(Entries taken from a collection)
==============================
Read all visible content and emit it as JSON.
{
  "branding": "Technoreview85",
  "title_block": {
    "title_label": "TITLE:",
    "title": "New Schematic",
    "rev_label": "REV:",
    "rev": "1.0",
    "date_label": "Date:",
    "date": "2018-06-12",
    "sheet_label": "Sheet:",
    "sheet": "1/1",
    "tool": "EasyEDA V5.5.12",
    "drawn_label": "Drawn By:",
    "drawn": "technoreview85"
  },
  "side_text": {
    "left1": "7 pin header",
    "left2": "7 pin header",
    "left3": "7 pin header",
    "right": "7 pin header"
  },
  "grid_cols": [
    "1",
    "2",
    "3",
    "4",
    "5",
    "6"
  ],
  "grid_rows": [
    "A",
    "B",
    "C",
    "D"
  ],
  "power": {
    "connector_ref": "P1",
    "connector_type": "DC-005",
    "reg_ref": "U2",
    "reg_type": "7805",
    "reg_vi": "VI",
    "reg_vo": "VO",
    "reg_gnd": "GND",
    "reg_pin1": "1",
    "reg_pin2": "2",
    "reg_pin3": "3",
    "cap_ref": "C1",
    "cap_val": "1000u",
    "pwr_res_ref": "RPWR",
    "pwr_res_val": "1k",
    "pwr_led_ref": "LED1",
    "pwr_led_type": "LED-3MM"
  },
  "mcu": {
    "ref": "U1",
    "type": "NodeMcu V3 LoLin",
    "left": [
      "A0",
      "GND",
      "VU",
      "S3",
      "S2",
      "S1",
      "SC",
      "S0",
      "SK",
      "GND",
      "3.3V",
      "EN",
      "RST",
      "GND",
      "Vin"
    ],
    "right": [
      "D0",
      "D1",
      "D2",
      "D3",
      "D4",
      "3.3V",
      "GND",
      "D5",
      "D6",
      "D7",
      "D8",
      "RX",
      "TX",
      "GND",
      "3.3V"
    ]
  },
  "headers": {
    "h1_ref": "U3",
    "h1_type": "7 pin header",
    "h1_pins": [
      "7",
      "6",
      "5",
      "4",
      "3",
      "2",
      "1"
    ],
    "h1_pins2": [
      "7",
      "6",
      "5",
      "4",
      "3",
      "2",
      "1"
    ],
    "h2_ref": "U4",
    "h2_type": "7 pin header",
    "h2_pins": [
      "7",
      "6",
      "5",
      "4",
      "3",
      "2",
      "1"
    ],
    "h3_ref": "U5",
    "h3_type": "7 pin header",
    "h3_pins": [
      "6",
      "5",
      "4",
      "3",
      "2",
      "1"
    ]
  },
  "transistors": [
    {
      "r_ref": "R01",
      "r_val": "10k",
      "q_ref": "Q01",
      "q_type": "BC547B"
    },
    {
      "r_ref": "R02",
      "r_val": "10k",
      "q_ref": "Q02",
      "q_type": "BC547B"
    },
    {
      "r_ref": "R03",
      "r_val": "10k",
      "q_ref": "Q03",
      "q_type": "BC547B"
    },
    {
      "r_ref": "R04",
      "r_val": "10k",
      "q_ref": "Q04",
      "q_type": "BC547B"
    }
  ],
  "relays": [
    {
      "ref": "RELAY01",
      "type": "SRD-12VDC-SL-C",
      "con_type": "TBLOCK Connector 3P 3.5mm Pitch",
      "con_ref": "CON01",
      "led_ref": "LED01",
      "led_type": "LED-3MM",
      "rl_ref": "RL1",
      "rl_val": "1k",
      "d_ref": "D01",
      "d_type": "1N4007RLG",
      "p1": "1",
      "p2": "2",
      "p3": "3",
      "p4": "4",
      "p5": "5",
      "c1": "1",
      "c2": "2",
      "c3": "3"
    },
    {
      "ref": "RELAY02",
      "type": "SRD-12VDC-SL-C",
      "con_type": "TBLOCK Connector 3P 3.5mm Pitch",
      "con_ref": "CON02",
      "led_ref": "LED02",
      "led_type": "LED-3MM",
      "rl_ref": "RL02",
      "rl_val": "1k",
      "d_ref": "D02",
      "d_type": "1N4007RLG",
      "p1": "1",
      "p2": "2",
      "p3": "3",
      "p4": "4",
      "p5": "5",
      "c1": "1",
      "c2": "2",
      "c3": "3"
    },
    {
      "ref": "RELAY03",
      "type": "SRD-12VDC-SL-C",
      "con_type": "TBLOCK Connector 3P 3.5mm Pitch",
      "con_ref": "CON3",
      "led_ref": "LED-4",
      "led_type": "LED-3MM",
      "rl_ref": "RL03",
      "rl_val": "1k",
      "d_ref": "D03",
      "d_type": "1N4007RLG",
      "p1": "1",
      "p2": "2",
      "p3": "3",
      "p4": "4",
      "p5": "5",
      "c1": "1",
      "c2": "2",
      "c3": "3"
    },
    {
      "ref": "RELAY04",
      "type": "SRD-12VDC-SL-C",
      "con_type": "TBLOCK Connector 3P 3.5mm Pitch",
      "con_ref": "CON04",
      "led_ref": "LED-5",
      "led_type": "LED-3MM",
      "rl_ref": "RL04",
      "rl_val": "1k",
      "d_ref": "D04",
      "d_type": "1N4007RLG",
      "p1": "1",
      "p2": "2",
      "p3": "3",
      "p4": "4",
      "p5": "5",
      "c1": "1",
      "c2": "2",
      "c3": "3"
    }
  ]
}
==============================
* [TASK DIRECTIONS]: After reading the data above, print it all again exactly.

* [RESPONSE FOR THIS EXERCISE]:
Read all visible content and emit it as JSON.
{
  "branding": "Technoreview85",
  "title_block": {
    "title_label": "TITLE:",
    "title": "New Schematic",
    "rev_label": "REV:",
    "rev": "1.0",
    "date_label": "Date:",
    "date": "2018-06-12",
    "sheet_label": "Sheet:",
    "sheet": "1/1",
    "tool": "EasyEDA V5.5.12",
    "drawn_label": "Drawn By:",
    "drawn": "technoreview85"
  },
  "side_text": {
    "left1": "7 pin header",
    "left2": "7 pin header",
    "left3": "7 pin header",
    "right": "7 pin header"
  },
  "grid_cols": [
    "1",
    "2",
    "3",
    "4",
    "5",
    "6"
  ],
  "grid_rows": [
    "A",
    "B",
    "C",
    "D"
  ],
  "power": {
    "connector_ref": "P1",
    "connector_type": "DC-005",
    "reg_ref": "U2",
    "reg_type": "7805",
    "reg_vi": "VI",
    "reg_vo": "VO",
    "reg_gnd": "GND",
    "reg_pin1": "1",
    "reg_pin2": "2",
    "reg_pin3": "3",
    "cap_ref": "C1",
    "cap_val": "1000u",
    "pwr_res_ref": "RPWR",
    "pwr_res_val": "1k",
    "pwr_led_ref": "LED1",
    "pwr_led_type": "LED-3MM"
  },
  "mcu": {
    "ref": "U1",
    "type": "NodeMcu V3 LoLin",
    "left": [
      "A0",
      "GND",
      "VU",
      "S3",
      "S2",
      "S1",
      "SC",
      "S0",
      "SK",
      "GND",
      "3.3V",
      "EN",
      "RST",
      "GND",
      "Vin"
    ],
    "right": [
      "D0",
      "D1",
      "D2",
      "D3",
      "D4",
      "3.3V",
      "GND",
      "D5",
      "D6",
      "D7",
      "D8",
      "RX",
      "TX",
      "GND",
      "3.3V"
    ]
  },
  "headers": {
    "h1_ref": "U3",
    "h1_type": "7 pin header",
    "h1_pins": [
      "7",
      "6",
      "5",
      "4",
      "3",
      "2",
      "1"
    ],
    "h1_pins2": [
      "7",
      "6",
      "5",
      "4",
      "3",
      "2",
      "1"
    ],
    "h2_ref": "U4",
    "h2_type": "7 pin header",
    "h2_pins": [
      "7",
      "6",
      "5",
      "4",
      "3",
      "2",
      "1"
    ],
    "h3_ref": "U5",
    "h3_type": "7 pin header",
    "h3_pins": [
      "6",
      "5",
      "4",
      "3",
      "2",
      "1"
    ]
  },
  "transistors": [
    {
      "r_ref": "R01",
      "r_val": "10k",
      "q_ref": "Q01",
      "q_type": "BC547B"
    },
    {
      "r_ref": "R02",
      "r_val": "10k",
      "q_ref": "Q02",
      "q_type": "BC547B"
    },
    {
      "r_ref": "R03",
      "r_val": "10k",
      "q_ref": "Q03",
      "q_type": "BC547B"
    },
    {
      "r_ref": "R04",
      "r_val": "10k",
      "q_ref": "Q04",
      "q_type": "BC547B"
    }
  ],
  "relays": [
    {
      "ref": "RELAY01",
      "type": "SRD-12VDC-SL-C",
      "con_type": "TBLOCK Connector 3P 3.5mm Pitch",
      "con_ref": "CON01",
      "led_ref": "LED01",
      "led_type": "LED-3MM",
      "rl_ref": "RL1",
      "rl_val": "1k",
      "d_ref": "D01",
      "d_type": "1N4007RLG",
      "p1": "1",
      "p2": "2",
      "p3": "3",
      "p4": "4",
      "p5": "5",
      "c1": "1",
      "c2": "2",
      "c3": "3"
    },
    {
      "ref": "RELAY02",
      "type": "SRD-12VDC-SL-C",
      "con_type": "TBLOCK Connector 3P 3.5mm Pitch",
      "con_ref": "CON02",
      "led_ref": "LED02",
      "led_type": "LED-3MM",
      "rl_ref": "RL02",
      "rl_val": "1k",
      "d_ref": "D02",
      "d_type": "1N4007RLG",
      "p1": "1",
      "p2": "2",
      "p3": "3",
      "p4": "4",
      "p5": "5",
      "c1": "1",
      "c2": "2",
      "c3": "3"
    },
    {
      "ref": "RELAY03",
      "type": "SRD-12VDC-SL-C",
      "con_type": "TBLOCK Connector 3P 3.5mm Pitch",
      "con_ref": "CON3",
      "led_ref": "LED-4",
      "led_type": "LED-3MM",
      "rl_ref": "RL03",
      "rl_val": "1k",
      "d_ref": "D03",
      "d_type": "1N4007RLG",
      "p1": "1",
      "p2": "2",
      "p3": "3",
      "p4": "4",
      "p5": "5",
      "c1": "1",
      "c2": "2",
      "c3": "3"
    },
    {
      "ref": "RELAY04",
      "type": "SRD-12VDC-SL-C",
      "con_type": "TBLOCK Connector 3P 3.5mm Pitch",
      "con_ref": "CON04",
      "led_ref": "LED-5",
      "led_type": "LED-3MM",
      "rl_ref": "RL04",
      "rl_val": "1k",
      "d_ref": "D04",
      "d_type": "1N4007RLG",
      "p1": "1",
      "p2": "2",
      "p3": "3",
      "p4": "4",
      "p5": "5",
      "c1": "1",
      "c2": "2",
      "c3": "3"
    }
  ]
}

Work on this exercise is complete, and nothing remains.